Work instructions:
Search the material and gather each line with "Color" in it.

(Beginning of Record set)

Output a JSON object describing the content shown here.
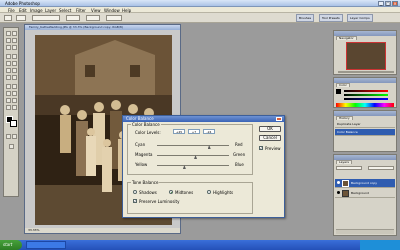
{
  "app": {
    "title": "Adobe Photoshop",
    "window_buttons": [
      "_",
      "□",
      "×"
    ]
  },
  "menu": [
    "File",
    "Edit",
    "Image",
    "Layer",
    "Select",
    "Filter",
    "View",
    "Window",
    "Help"
  ],
  "panel_well_tabs": [
    "Brushes",
    "Tool Presets",
    "Layer Comps"
  ],
  "document": {
    "title": "Family_KatheWedding.JPG @ 33.3% (Background copy, RGB/8)",
    "zoom": "33.33%"
  },
  "dialog": {
    "title": "Color Balance",
    "color_balance_group": "Color Balance",
    "color_levels_label": "Color Levels:",
    "levels": [
      "+45",
      "+7",
      "-24"
    ],
    "sliders": [
      {
        "left": "Cyan",
        "right": "Red",
        "value": 45
      },
      {
        "left": "Magenta",
        "right": "Green",
        "value": 7
      },
      {
        "left": "Yellow",
        "right": "Blue",
        "value": -24
      }
    ],
    "tone_group": "Tone Balance",
    "tones": [
      "Shadows",
      "Midtones",
      "Highlights"
    ],
    "tone_selected": "Midtones",
    "preserve_luminosity": "Preserve Luminosity",
    "preserve_checked": true,
    "ok": "OK",
    "cancel": "Cancel",
    "preview": "Preview",
    "preview_checked": true
  },
  "palettes": {
    "navigator": "Navigator",
    "color": "Color",
    "history": "History",
    "history_items": [
      "Duplicate Layer",
      "Color Balance"
    ],
    "layers": "Layers",
    "layer_items": [
      "Background copy",
      "Background"
    ]
  },
  "taskbar": {
    "start": "start"
  }
}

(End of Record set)

Answer to this exercise:
    "title": "Color Balance",
    "color_balance_group": "Color Balance",
    "color_levels_label": "Color Levels:",
    "color": "Color",
      "Color Balance"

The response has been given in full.